▶ **Task brief**
Filter the entries below, keeping only lines with "icon".

+++ Supplied records

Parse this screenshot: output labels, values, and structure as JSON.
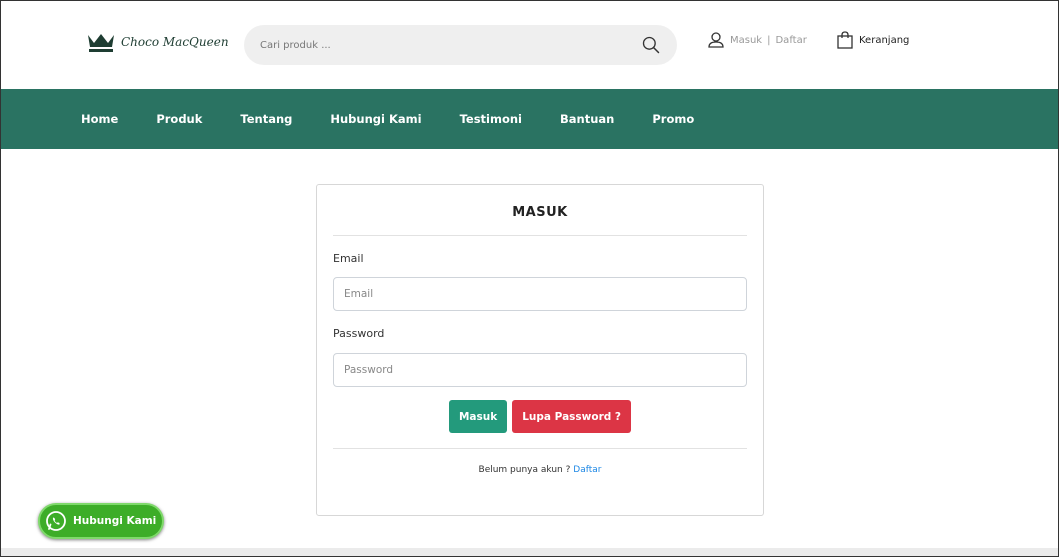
{
  "brand": {
    "name": "Choco MacQueen",
    "color": "#1e3d32"
  },
  "search": {
    "placeholder": "Cari produk ...",
    "icon": "search-icon"
  },
  "account": {
    "login_label": "Masuk",
    "separator": "|",
    "register_label": "Daftar",
    "icon": "user-icon"
  },
  "cart": {
    "label": "Keranjang",
    "icon": "shopping-bag-icon"
  },
  "nav": {
    "background": "#2a7362",
    "items": [
      {
        "label": "Home"
      },
      {
        "label": "Produk"
      },
      {
        "label": "Tentang"
      },
      {
        "label": "Hubungi Kami"
      },
      {
        "label": "Testimoni"
      },
      {
        "label": "Bantuan"
      },
      {
        "label": "Promo"
      }
    ]
  },
  "login_form": {
    "title": "MASUK",
    "email_label": "Email",
    "email_placeholder": "Email",
    "email_value": "",
    "password_label": "Password",
    "password_placeholder": "Password",
    "password_value": "",
    "submit_label": "Masuk",
    "forgot_label": "Lupa Password ?",
    "register_prompt": "Belum punya akun ?",
    "register_link": "Daftar"
  },
  "colors": {
    "primary": "#239a7c",
    "danger": "#dc3545",
    "link": "#1e88e5",
    "whatsapp": "#3dad28"
  },
  "whatsapp": {
    "label": "Hubungi Kami",
    "icon": "whatsapp-icon"
  }
}
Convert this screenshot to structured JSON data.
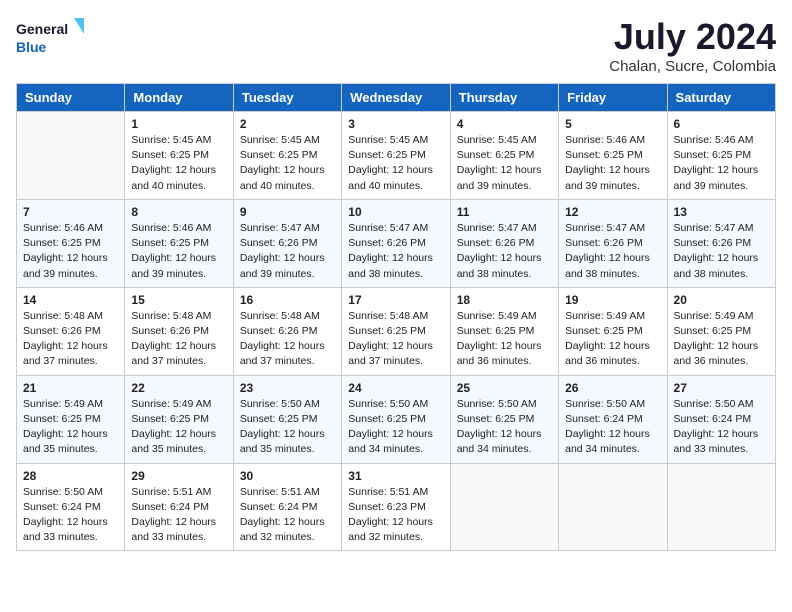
{
  "header": {
    "logo_line1": "General",
    "logo_line2": "Blue",
    "month": "July 2024",
    "location": "Chalan, Sucre, Colombia"
  },
  "weekdays": [
    "Sunday",
    "Monday",
    "Tuesday",
    "Wednesday",
    "Thursday",
    "Friday",
    "Saturday"
  ],
  "weeks": [
    [
      {
        "day": "",
        "sunrise": "",
        "sunset": "",
        "daylight": ""
      },
      {
        "day": "1",
        "sunrise": "Sunrise: 5:45 AM",
        "sunset": "Sunset: 6:25 PM",
        "daylight": "Daylight: 12 hours",
        "daylight2": "and 40 minutes."
      },
      {
        "day": "2",
        "sunrise": "Sunrise: 5:45 AM",
        "sunset": "Sunset: 6:25 PM",
        "daylight": "Daylight: 12 hours",
        "daylight2": "and 40 minutes."
      },
      {
        "day": "3",
        "sunrise": "Sunrise: 5:45 AM",
        "sunset": "Sunset: 6:25 PM",
        "daylight": "Daylight: 12 hours",
        "daylight2": "and 40 minutes."
      },
      {
        "day": "4",
        "sunrise": "Sunrise: 5:45 AM",
        "sunset": "Sunset: 6:25 PM",
        "daylight": "Daylight: 12 hours",
        "daylight2": "and 39 minutes."
      },
      {
        "day": "5",
        "sunrise": "Sunrise: 5:46 AM",
        "sunset": "Sunset: 6:25 PM",
        "daylight": "Daylight: 12 hours",
        "daylight2": "and 39 minutes."
      },
      {
        "day": "6",
        "sunrise": "Sunrise: 5:46 AM",
        "sunset": "Sunset: 6:25 PM",
        "daylight": "Daylight: 12 hours",
        "daylight2": "and 39 minutes."
      }
    ],
    [
      {
        "day": "7",
        "sunrise": "Sunrise: 5:46 AM",
        "sunset": "Sunset: 6:25 PM",
        "daylight": "Daylight: 12 hours",
        "daylight2": "and 39 minutes."
      },
      {
        "day": "8",
        "sunrise": "Sunrise: 5:46 AM",
        "sunset": "Sunset: 6:25 PM",
        "daylight": "Daylight: 12 hours",
        "daylight2": "and 39 minutes."
      },
      {
        "day": "9",
        "sunrise": "Sunrise: 5:47 AM",
        "sunset": "Sunset: 6:26 PM",
        "daylight": "Daylight: 12 hours",
        "daylight2": "and 39 minutes."
      },
      {
        "day": "10",
        "sunrise": "Sunrise: 5:47 AM",
        "sunset": "Sunset: 6:26 PM",
        "daylight": "Daylight: 12 hours",
        "daylight2": "and 38 minutes."
      },
      {
        "day": "11",
        "sunrise": "Sunrise: 5:47 AM",
        "sunset": "Sunset: 6:26 PM",
        "daylight": "Daylight: 12 hours",
        "daylight2": "and 38 minutes."
      },
      {
        "day": "12",
        "sunrise": "Sunrise: 5:47 AM",
        "sunset": "Sunset: 6:26 PM",
        "daylight": "Daylight: 12 hours",
        "daylight2": "and 38 minutes."
      },
      {
        "day": "13",
        "sunrise": "Sunrise: 5:47 AM",
        "sunset": "Sunset: 6:26 PM",
        "daylight": "Daylight: 12 hours",
        "daylight2": "and 38 minutes."
      }
    ],
    [
      {
        "day": "14",
        "sunrise": "Sunrise: 5:48 AM",
        "sunset": "Sunset: 6:26 PM",
        "daylight": "Daylight: 12 hours",
        "daylight2": "and 37 minutes."
      },
      {
        "day": "15",
        "sunrise": "Sunrise: 5:48 AM",
        "sunset": "Sunset: 6:26 PM",
        "daylight": "Daylight: 12 hours",
        "daylight2": "and 37 minutes."
      },
      {
        "day": "16",
        "sunrise": "Sunrise: 5:48 AM",
        "sunset": "Sunset: 6:26 PM",
        "daylight": "Daylight: 12 hours",
        "daylight2": "and 37 minutes."
      },
      {
        "day": "17",
        "sunrise": "Sunrise: 5:48 AM",
        "sunset": "Sunset: 6:25 PM",
        "daylight": "Daylight: 12 hours",
        "daylight2": "and 37 minutes."
      },
      {
        "day": "18",
        "sunrise": "Sunrise: 5:49 AM",
        "sunset": "Sunset: 6:25 PM",
        "daylight": "Daylight: 12 hours",
        "daylight2": "and 36 minutes."
      },
      {
        "day": "19",
        "sunrise": "Sunrise: 5:49 AM",
        "sunset": "Sunset: 6:25 PM",
        "daylight": "Daylight: 12 hours",
        "daylight2": "and 36 minutes."
      },
      {
        "day": "20",
        "sunrise": "Sunrise: 5:49 AM",
        "sunset": "Sunset: 6:25 PM",
        "daylight": "Daylight: 12 hours",
        "daylight2": "and 36 minutes."
      }
    ],
    [
      {
        "day": "21",
        "sunrise": "Sunrise: 5:49 AM",
        "sunset": "Sunset: 6:25 PM",
        "daylight": "Daylight: 12 hours",
        "daylight2": "and 35 minutes."
      },
      {
        "day": "22",
        "sunrise": "Sunrise: 5:49 AM",
        "sunset": "Sunset: 6:25 PM",
        "daylight": "Daylight: 12 hours",
        "daylight2": "and 35 minutes."
      },
      {
        "day": "23",
        "sunrise": "Sunrise: 5:50 AM",
        "sunset": "Sunset: 6:25 PM",
        "daylight": "Daylight: 12 hours",
        "daylight2": "and 35 minutes."
      },
      {
        "day": "24",
        "sunrise": "Sunrise: 5:50 AM",
        "sunset": "Sunset: 6:25 PM",
        "daylight": "Daylight: 12 hours",
        "daylight2": "and 34 minutes."
      },
      {
        "day": "25",
        "sunrise": "Sunrise: 5:50 AM",
        "sunset": "Sunset: 6:25 PM",
        "daylight": "Daylight: 12 hours",
        "daylight2": "and 34 minutes."
      },
      {
        "day": "26",
        "sunrise": "Sunrise: 5:50 AM",
        "sunset": "Sunset: 6:24 PM",
        "daylight": "Daylight: 12 hours",
        "daylight2": "and 34 minutes."
      },
      {
        "day": "27",
        "sunrise": "Sunrise: 5:50 AM",
        "sunset": "Sunset: 6:24 PM",
        "daylight": "Daylight: 12 hours",
        "daylight2": "and 33 minutes."
      }
    ],
    [
      {
        "day": "28",
        "sunrise": "Sunrise: 5:50 AM",
        "sunset": "Sunset: 6:24 PM",
        "daylight": "Daylight: 12 hours",
        "daylight2": "and 33 minutes."
      },
      {
        "day": "29",
        "sunrise": "Sunrise: 5:51 AM",
        "sunset": "Sunset: 6:24 PM",
        "daylight": "Daylight: 12 hours",
        "daylight2": "and 33 minutes."
      },
      {
        "day": "30",
        "sunrise": "Sunrise: 5:51 AM",
        "sunset": "Sunset: 6:24 PM",
        "daylight": "Daylight: 12 hours",
        "daylight2": "and 32 minutes."
      },
      {
        "day": "31",
        "sunrise": "Sunrise: 5:51 AM",
        "sunset": "Sunset: 6:23 PM",
        "daylight": "Daylight: 12 hours",
        "daylight2": "and 32 minutes."
      },
      {
        "day": "",
        "sunrise": "",
        "sunset": "",
        "daylight": "",
        "daylight2": ""
      },
      {
        "day": "",
        "sunrise": "",
        "sunset": "",
        "daylight": "",
        "daylight2": ""
      },
      {
        "day": "",
        "sunrise": "",
        "sunset": "",
        "daylight": "",
        "daylight2": ""
      }
    ]
  ]
}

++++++

▶ **Final answer**
    "icon": "search-icon"
    "icon": "user-icon"
    "icon": "shopping-bag-icon"
    "icon": "whatsapp-icon"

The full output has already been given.